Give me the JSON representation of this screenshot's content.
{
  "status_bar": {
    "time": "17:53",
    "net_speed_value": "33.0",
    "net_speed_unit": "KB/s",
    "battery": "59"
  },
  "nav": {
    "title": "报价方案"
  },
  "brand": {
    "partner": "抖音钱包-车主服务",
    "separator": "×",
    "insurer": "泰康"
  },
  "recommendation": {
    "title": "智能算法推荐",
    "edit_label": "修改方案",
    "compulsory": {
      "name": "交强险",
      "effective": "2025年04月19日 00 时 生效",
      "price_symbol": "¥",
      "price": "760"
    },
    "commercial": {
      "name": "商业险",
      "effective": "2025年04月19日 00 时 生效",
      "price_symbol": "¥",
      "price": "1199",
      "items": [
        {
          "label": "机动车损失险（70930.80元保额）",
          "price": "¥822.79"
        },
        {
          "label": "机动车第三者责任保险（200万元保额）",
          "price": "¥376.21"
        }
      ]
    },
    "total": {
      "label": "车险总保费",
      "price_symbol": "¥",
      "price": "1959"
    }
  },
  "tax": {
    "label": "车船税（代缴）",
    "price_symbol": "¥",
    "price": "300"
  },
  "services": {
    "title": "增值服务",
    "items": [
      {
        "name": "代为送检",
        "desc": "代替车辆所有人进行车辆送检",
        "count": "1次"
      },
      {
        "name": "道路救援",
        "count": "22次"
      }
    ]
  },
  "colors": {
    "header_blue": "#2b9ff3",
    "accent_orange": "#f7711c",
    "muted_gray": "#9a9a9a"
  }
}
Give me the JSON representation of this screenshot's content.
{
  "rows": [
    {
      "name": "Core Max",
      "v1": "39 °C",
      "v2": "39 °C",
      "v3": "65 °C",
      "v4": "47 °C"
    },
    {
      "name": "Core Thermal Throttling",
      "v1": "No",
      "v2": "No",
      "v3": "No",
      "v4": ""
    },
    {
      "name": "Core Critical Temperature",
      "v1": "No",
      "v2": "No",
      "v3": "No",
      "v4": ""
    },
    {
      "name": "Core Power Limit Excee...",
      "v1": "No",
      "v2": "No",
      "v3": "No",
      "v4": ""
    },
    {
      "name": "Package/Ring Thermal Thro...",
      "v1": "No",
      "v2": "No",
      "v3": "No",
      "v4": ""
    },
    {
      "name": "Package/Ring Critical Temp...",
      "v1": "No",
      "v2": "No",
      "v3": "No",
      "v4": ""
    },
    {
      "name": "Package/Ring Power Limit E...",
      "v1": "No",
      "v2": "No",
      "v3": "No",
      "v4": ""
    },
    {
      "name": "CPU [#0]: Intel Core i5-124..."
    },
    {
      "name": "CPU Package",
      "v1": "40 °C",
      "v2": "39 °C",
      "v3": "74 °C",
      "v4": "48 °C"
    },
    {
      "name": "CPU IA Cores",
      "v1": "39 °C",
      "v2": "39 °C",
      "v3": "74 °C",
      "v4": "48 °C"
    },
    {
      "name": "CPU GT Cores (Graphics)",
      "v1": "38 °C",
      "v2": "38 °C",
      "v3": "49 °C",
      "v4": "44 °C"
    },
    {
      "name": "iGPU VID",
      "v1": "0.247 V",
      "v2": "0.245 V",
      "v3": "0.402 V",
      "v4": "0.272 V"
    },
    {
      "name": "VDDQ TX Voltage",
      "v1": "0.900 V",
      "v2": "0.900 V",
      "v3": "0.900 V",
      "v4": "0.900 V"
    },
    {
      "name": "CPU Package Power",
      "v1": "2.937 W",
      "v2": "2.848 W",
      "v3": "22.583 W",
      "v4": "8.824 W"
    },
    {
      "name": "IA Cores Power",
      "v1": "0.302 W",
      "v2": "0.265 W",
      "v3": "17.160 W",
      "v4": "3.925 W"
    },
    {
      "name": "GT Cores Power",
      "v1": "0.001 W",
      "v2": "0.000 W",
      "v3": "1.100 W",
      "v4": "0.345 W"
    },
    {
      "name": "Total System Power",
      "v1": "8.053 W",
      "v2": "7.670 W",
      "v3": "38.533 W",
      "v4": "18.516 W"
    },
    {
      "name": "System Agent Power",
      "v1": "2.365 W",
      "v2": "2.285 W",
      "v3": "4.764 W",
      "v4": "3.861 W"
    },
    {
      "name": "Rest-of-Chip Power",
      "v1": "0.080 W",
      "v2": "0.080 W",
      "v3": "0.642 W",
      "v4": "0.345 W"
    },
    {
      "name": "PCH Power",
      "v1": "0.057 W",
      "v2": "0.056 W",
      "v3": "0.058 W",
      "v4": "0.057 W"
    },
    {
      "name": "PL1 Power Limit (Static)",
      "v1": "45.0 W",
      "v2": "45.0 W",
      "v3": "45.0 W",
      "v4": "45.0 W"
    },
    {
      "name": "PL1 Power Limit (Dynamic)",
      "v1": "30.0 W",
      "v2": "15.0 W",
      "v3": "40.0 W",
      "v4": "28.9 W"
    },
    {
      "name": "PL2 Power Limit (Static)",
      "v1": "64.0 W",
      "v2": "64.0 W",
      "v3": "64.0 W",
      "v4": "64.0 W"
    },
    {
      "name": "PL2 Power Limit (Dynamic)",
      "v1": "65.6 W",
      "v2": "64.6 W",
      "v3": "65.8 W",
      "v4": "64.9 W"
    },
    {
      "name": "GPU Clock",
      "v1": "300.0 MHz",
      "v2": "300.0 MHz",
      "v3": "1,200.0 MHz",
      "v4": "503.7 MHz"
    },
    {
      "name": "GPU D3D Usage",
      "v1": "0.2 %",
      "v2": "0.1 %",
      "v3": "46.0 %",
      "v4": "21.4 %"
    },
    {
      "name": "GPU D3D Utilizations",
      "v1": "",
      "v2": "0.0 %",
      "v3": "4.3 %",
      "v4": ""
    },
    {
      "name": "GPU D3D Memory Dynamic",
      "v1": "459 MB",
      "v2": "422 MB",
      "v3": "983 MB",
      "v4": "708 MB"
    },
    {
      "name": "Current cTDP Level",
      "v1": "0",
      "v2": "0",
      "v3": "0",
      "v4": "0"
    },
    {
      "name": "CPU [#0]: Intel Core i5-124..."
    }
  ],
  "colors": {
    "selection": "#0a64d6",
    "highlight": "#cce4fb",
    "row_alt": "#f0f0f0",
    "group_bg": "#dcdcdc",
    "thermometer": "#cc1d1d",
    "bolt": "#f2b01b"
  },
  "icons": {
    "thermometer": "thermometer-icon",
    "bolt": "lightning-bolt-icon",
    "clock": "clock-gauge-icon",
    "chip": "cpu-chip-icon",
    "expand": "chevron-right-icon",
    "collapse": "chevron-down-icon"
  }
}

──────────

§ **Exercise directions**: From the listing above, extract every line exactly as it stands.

§ **Answer area**:
Give me the JSON representation of this screenshot's content.
{
  "status_bar": {
    "time": "17:53",
    "net_speed_value": "33.0",
    "net_speed_unit": "KB/s",
    "battery": "59"
  },
  "nav": {
    "title": "报价方案"
  },
  "brand": {
    "partner": "抖音钱包-车主服务",
    "separator": "×",
    "insurer": "泰康"
  },
  "recommendation": {
    "title": "智能算法推荐",
    "edit_label": "修改方案",
    "compulsory": {
      "name": "交强险",
      "effective": "2025年04月19日 00 时 生效",
      "price_symbol": "¥",
      "price": "760"
    },
    "commercial": {
      "name": "商业险",
      "effective": "2025年04月19日 00 时 生效",
      "price_symbol": "¥",
      "price": "1199",
      "items": [
        {
          "label": "机动车损失险（70930.80元保额）",
          "price": "¥822.79"
        },
        {
          "label": "机动车第三者责任保险（200万元保额）",
          "price": "¥376.21"
        }
      ]
    },
    "total": {
      "label": "车险总保费",
      "price_symbol": "¥",
      "price": "1959"
    }
  },
  "tax": {
    "label": "车船税（代缴）",
    "price_symbol": "¥",
    "price": "300"
  },
  "services": {
    "title": "增值服务",
    "items": [
      {
        "name": "代为送检",
        "desc": "代替车辆所有人进行车辆送检",
        "count": "1次"
      },
      {
        "name": "道路救援",
        "count": "22次"
      }
    ]
  },
  "colors": {
    "header_blue": "#2b9ff3",
    "accent_orange": "#f7711c",
    "muted_gray": "#9a9a9a"
  }
}
Give me the JSON representation of this screenshot's content.
{
  "rows": [
    {
      "name": "Core Max",
      "v1": "39 °C",
      "v2": "39 °C",
      "v3": "65 °C",
      "v4": "47 °C"
    },
    {
      "name": "Core Thermal Throttling",
      "v1": "No",
      "v2": "No",
      "v3": "No",
      "v4": ""
    },
    {
      "name": "Core Critical Temperature",
      "v1": "No",
      "v2": "No",
      "v3": "No",
      "v4": ""
    },
    {
      "name": "Core Power Limit Excee...",
      "v1": "No",
      "v2": "No",
      "v3": "No",
      "v4": ""
    },
    {
      "name": "Package/Ring Thermal Thro...",
      "v1": "No",
      "v2": "No",
      "v3": "No",
      "v4": ""
    },
    {
      "name": "Package/Ring Critical Temp...",
      "v1": "No",
      "v2": "No",
      "v3": "No",
      "v4": ""
    },
    {
      "name": "Package/Ring Power Limit E...",
      "v1": "No",
      "v2": "No",
      "v3": "No",
      "v4": ""
    },
    {
      "name": "CPU [#0]: Intel Core i5-124..."
    },
    {
      "name": "CPU Package",
      "v1": "40 °C",
      "v2": "39 °C",
      "v3": "74 °C",
      "v4": "48 °C"
    },
    {
      "name": "CPU IA Cores",
      "v1": "39 °C",
      "v2": "39 °C",
      "v3": "74 °C",
      "v4": "48 °C"
    },
    {
      "name": "CPU GT Cores (Graphics)",
      "v1": "38 °C",
      "v2": "38 °C",
      "v3": "49 °C",
      "v4": "44 °C"
    },
    {
      "name": "iGPU VID",
      "v1": "0.247 V",
      "v2": "0.245 V",
      "v3": "0.402 V",
      "v4": "0.272 V"
    },
    {
      "name": "VDDQ TX Voltage",
      "v1": "0.900 V",
      "v2": "0.900 V",
      "v3": "0.900 V",
      "v4": "0.900 V"
    },
    {
      "name": "CPU Package Power",
      "v1": "2.937 W",
      "v2": "2.848 W",
      "v3": "22.583 W",
      "v4": "8.824 W"
    },
    {
      "name": "IA Cores Power",
      "v1": "0.302 W",
      "v2": "0.265 W",
      "v3": "17.160 W",
      "v4": "3.925 W"
    },
    {
      "name": "GT Cores Power",
      "v1": "0.001 W",
      "v2": "0.000 W",
      "v3": "1.100 W",
      "v4": "0.345 W"
    },
    {
      "name": "Total System Power",
      "v1": "8.053 W",
      "v2": "7.670 W",
      "v3": "38.533 W",
      "v4": "18.516 W"
    },
    {
      "name": "System Agent Power",
      "v1": "2.365 W",
      "v2": "2.285 W",
      "v3": "4.764 W",
      "v4": "3.861 W"
    },
    {
      "name": "Rest-of-Chip Power",
      "v1": "0.080 W",
      "v2": "0.080 W",
      "v3": "0.642 W",
      "v4": "0.345 W"
    },
    {
      "name": "PCH Power",
      "v1": "0.057 W",
      "v2": "0.056 W",
      "v3": "0.058 W",
      "v4": "0.057 W"
    },
    {
      "name": "PL1 Power Limit (Static)",
      "v1": "45.0 W",
      "v2": "45.0 W",
      "v3": "45.0 W",
      "v4": "45.0 W"
    },
    {
      "name": "PL1 Power Limit (Dynamic)",
      "v1": "30.0 W",
      "v2": "15.0 W",
      "v3": "40.0 W",
      "v4": "28.9 W"
    },
    {
      "name": "PL2 Power Limit (Static)",
      "v1": "64.0 W",
      "v2": "64.0 W",
      "v3": "64.0 W",
      "v4": "64.0 W"
    },
    {
      "name": "PL2 Power Limit (Dynamic)",
      "v1": "65.6 W",
      "v2": "64.6 W",
      "v3": "65.8 W",
      "v4": "64.9 W"
    },
    {
      "name": "GPU Clock",
      "v1": "300.0 MHz",
      "v2": "300.0 MHz",
      "v3": "1,200.0 MHz",
      "v4": "503.7 MHz"
    },
    {
      "name": "GPU D3D Usage",
      "v1": "0.2 %",
      "v2": "0.1 %",
      "v3": "46.0 %",
      "v4": "21.4 %"
    },
    {
      "name": "GPU D3D Utilizations",
      "v1": "",
      "v2": "0.0 %",
      "v3": "4.3 %",
      "v4": ""
    },
    {
      "name": "GPU D3D Memory Dynamic",
      "v1": "459 MB",
      "v2": "422 MB",
      "v3": "983 MB",
      "v4": "708 MB"
    },
    {
      "name": "Current cTDP Level",
      "v1": "0",
      "v2": "0",
      "v3": "0",
      "v4": "0"
    },
    {
      "name": "CPU [#0]: Intel Core i5-124..."
    }
  ],
  "colors": {
    "selection": "#0a64d6",
    "highlight": "#cce4fb",
    "row_alt": "#f0f0f0",
    "group_bg": "#dcdcdc",
    "thermometer": "#cc1d1d",
    "bolt": "#f2b01b"
  },
  "icons": {
    "thermometer": "thermometer-icon",
    "bolt": "lightning-bolt-icon",
    "clock": "clock-gauge-icon",
    "chip": "cpu-chip-icon",
    "expand": "chevron-right-icon",
    "collapse": "chevron-down-icon"
  }
}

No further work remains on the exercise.